(Component data from apps and pages)

________

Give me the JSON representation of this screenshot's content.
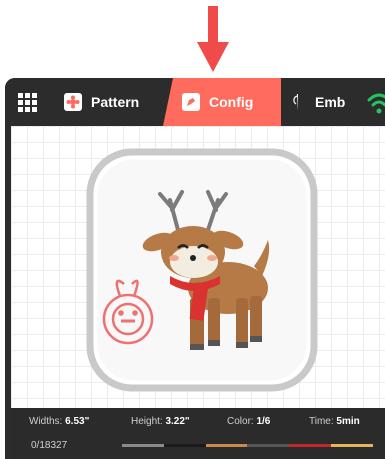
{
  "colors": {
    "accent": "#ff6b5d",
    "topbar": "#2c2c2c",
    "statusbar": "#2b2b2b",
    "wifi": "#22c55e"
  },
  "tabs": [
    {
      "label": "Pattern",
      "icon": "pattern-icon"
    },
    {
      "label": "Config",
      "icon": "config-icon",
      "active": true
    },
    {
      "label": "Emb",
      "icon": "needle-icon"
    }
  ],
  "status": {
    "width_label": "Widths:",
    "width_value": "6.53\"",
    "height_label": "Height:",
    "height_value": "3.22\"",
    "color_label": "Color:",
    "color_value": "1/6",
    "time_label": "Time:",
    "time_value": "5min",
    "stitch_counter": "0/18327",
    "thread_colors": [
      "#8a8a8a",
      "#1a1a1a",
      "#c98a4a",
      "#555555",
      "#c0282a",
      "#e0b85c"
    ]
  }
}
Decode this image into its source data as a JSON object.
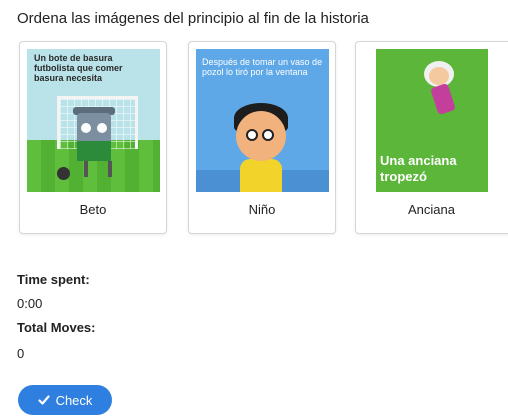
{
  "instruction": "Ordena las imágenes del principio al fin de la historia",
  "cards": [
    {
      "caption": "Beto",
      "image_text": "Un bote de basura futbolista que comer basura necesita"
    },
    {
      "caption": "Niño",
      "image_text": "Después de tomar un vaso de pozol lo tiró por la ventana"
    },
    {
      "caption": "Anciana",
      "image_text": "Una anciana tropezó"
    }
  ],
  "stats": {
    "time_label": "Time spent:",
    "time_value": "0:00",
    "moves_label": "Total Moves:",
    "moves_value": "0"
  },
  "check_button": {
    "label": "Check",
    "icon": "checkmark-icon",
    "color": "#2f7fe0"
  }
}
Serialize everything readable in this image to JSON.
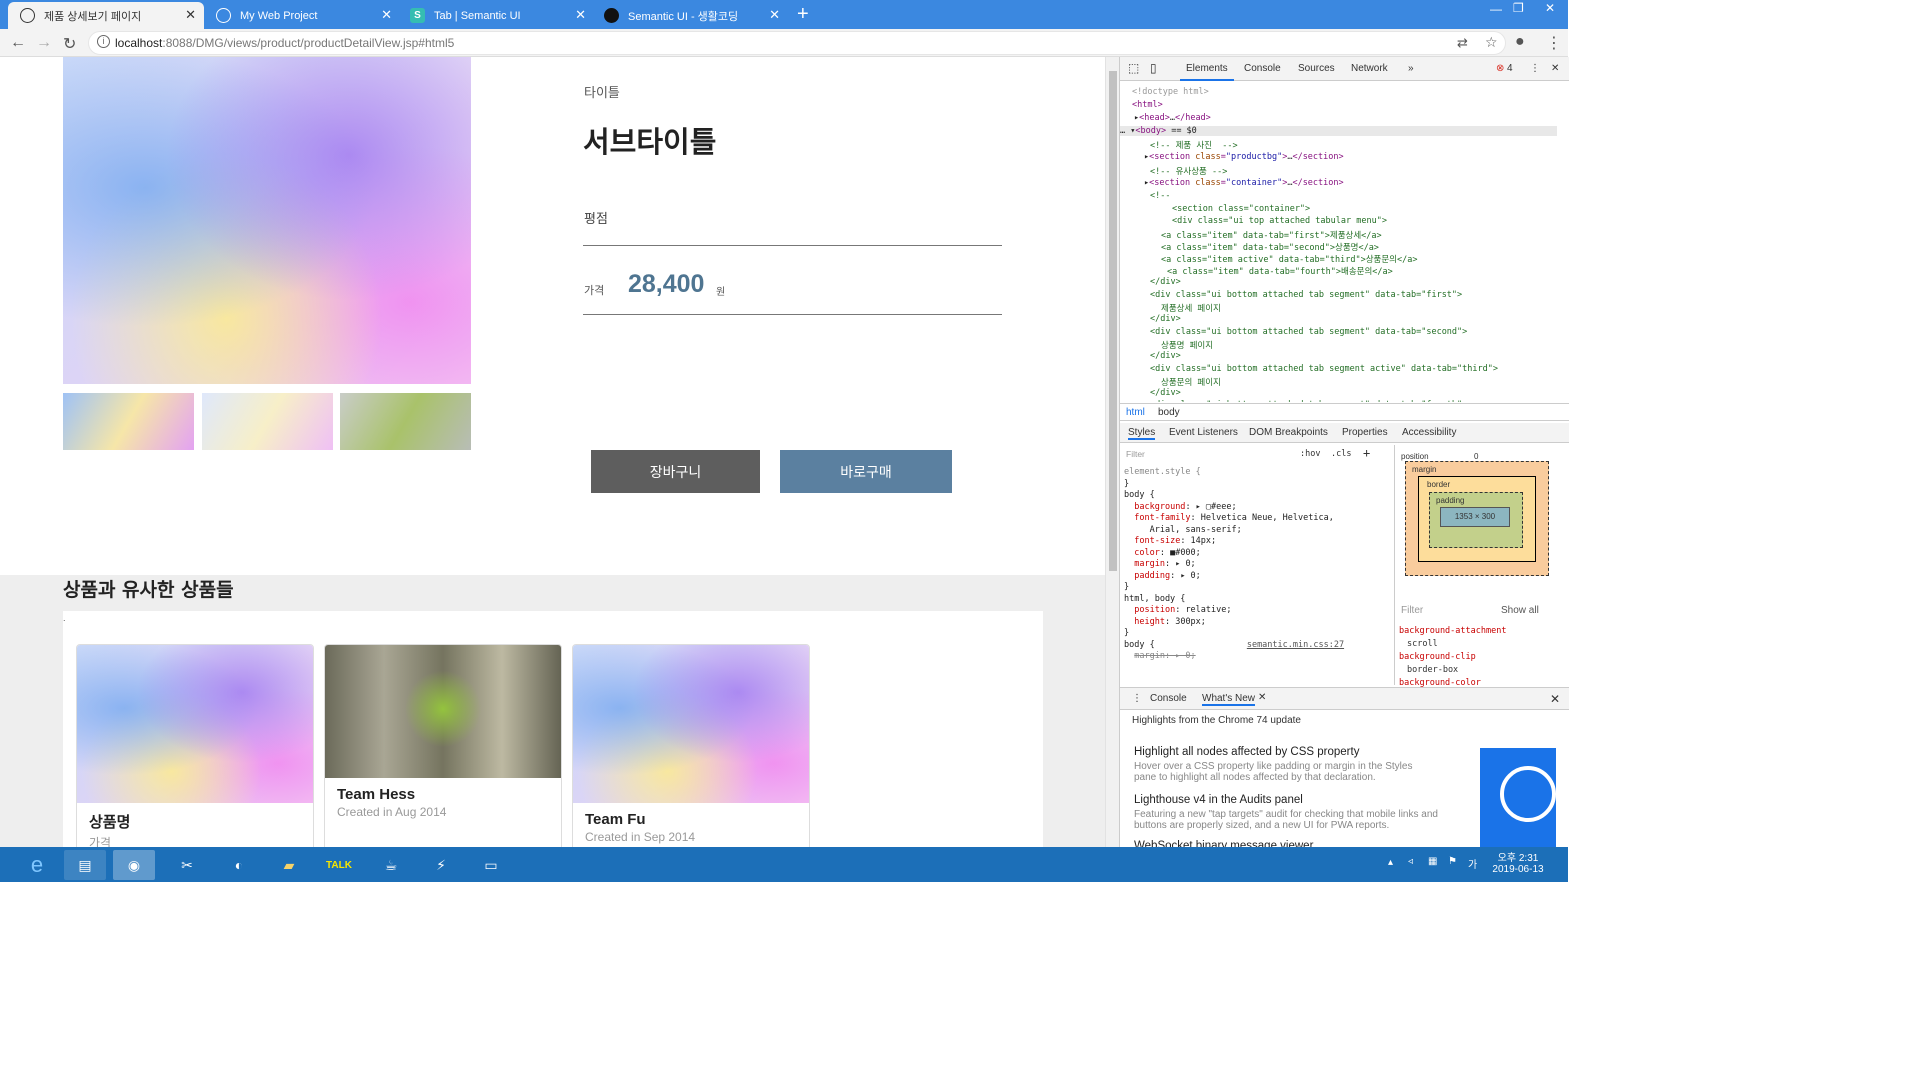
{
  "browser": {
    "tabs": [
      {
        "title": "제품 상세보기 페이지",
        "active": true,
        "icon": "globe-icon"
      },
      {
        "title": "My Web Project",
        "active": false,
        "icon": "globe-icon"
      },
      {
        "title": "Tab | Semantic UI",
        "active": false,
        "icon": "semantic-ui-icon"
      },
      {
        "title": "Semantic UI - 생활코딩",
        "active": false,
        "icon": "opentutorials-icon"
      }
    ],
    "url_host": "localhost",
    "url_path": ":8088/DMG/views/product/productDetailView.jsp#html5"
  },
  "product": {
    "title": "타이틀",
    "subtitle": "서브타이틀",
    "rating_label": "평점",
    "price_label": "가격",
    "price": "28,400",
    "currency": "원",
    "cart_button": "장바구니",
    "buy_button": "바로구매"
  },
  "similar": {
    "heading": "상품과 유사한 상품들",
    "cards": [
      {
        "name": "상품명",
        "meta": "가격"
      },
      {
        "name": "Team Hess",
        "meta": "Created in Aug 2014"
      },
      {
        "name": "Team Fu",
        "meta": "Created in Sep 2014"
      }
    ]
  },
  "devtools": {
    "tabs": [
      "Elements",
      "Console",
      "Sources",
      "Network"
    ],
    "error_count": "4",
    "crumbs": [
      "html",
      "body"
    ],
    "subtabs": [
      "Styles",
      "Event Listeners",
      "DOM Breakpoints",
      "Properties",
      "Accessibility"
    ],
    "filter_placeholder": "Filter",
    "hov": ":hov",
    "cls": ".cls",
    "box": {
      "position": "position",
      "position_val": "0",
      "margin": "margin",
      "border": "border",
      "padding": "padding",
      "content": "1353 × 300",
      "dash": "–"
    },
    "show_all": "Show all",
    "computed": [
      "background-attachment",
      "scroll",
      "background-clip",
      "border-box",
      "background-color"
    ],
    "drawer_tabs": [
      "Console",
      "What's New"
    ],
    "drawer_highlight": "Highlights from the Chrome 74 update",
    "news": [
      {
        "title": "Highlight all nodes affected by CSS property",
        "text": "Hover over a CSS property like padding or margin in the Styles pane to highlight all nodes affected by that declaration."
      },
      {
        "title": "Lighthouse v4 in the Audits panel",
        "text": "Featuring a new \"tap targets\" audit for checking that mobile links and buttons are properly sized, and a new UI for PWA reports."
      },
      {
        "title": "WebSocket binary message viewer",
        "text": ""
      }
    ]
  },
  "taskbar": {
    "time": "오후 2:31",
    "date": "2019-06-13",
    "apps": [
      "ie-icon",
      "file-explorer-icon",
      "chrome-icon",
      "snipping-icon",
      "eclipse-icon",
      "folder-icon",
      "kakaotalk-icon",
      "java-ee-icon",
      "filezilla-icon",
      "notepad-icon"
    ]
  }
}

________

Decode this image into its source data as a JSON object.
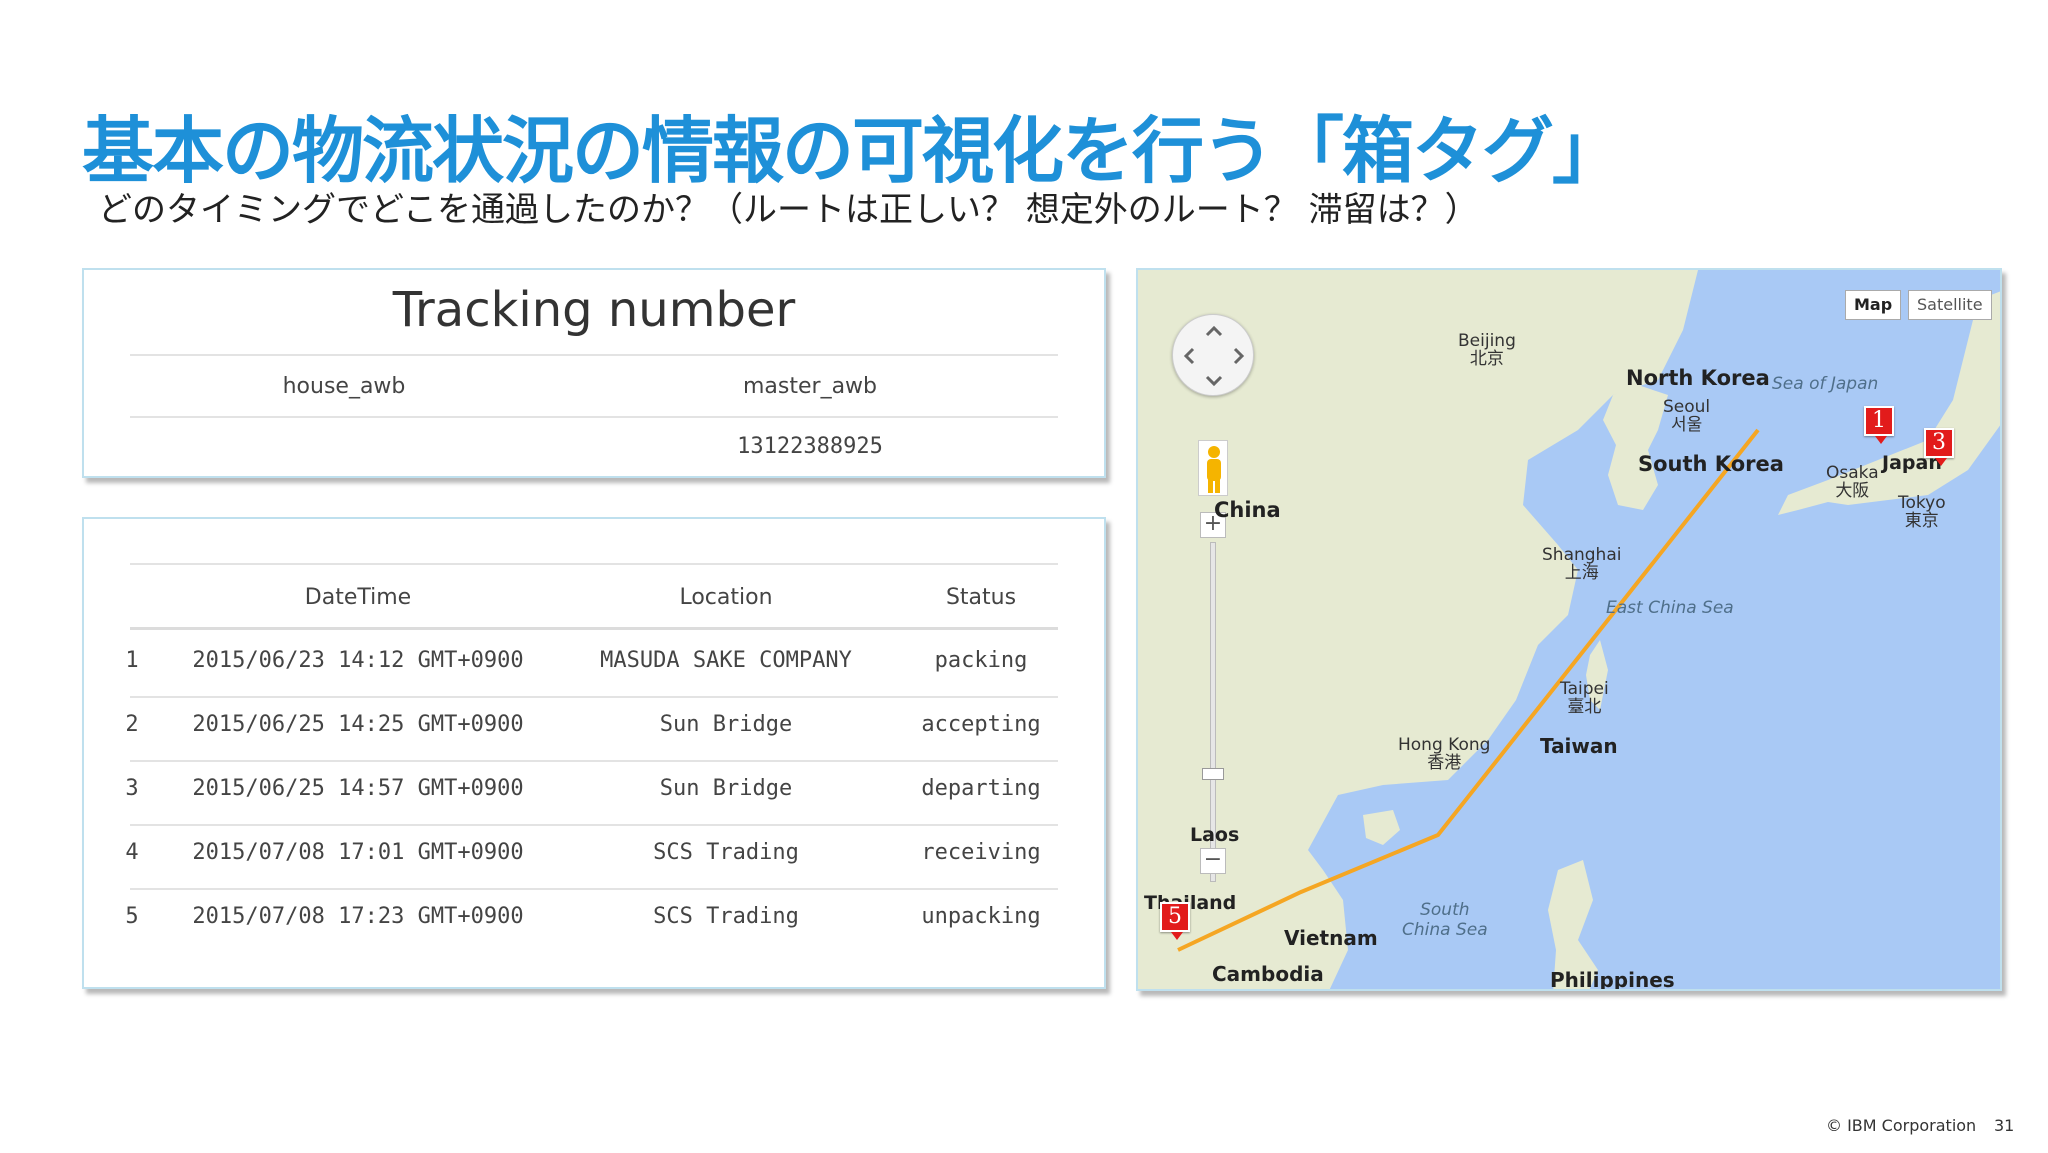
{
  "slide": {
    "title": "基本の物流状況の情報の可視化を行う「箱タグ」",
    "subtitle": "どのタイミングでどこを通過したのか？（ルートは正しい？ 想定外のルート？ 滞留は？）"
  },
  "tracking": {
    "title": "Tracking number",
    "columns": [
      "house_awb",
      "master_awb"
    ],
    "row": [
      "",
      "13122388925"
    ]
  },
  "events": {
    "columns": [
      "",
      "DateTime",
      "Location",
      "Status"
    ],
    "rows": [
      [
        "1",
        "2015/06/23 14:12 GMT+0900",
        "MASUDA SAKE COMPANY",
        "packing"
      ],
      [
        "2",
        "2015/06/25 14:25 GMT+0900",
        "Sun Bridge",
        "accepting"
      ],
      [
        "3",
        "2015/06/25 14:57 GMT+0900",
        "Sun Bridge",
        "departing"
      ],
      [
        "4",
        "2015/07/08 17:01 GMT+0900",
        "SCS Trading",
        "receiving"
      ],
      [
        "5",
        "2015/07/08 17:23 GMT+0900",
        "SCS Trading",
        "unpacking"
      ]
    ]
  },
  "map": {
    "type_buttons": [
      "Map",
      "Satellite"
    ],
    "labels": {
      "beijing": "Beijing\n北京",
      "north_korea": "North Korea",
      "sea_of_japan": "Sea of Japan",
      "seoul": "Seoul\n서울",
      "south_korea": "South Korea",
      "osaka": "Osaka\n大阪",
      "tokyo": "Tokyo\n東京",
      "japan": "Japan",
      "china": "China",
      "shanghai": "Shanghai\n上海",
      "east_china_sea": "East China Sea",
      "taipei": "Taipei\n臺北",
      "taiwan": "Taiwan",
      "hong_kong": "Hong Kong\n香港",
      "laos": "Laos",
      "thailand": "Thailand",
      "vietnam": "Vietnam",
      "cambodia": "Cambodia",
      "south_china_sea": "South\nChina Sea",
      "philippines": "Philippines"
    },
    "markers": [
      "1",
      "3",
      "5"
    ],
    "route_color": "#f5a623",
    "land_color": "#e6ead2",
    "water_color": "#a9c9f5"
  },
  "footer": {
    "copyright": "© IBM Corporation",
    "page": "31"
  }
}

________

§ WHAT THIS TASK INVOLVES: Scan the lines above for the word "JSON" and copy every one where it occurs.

§ EXERCISE RESPONSE:
Give me the JSON representation of this screenshot's content.
Decode this image into its source data as a JSON object.
Serialize everything readable in this image to JSON.
Decode this image into its source data as a JSON object.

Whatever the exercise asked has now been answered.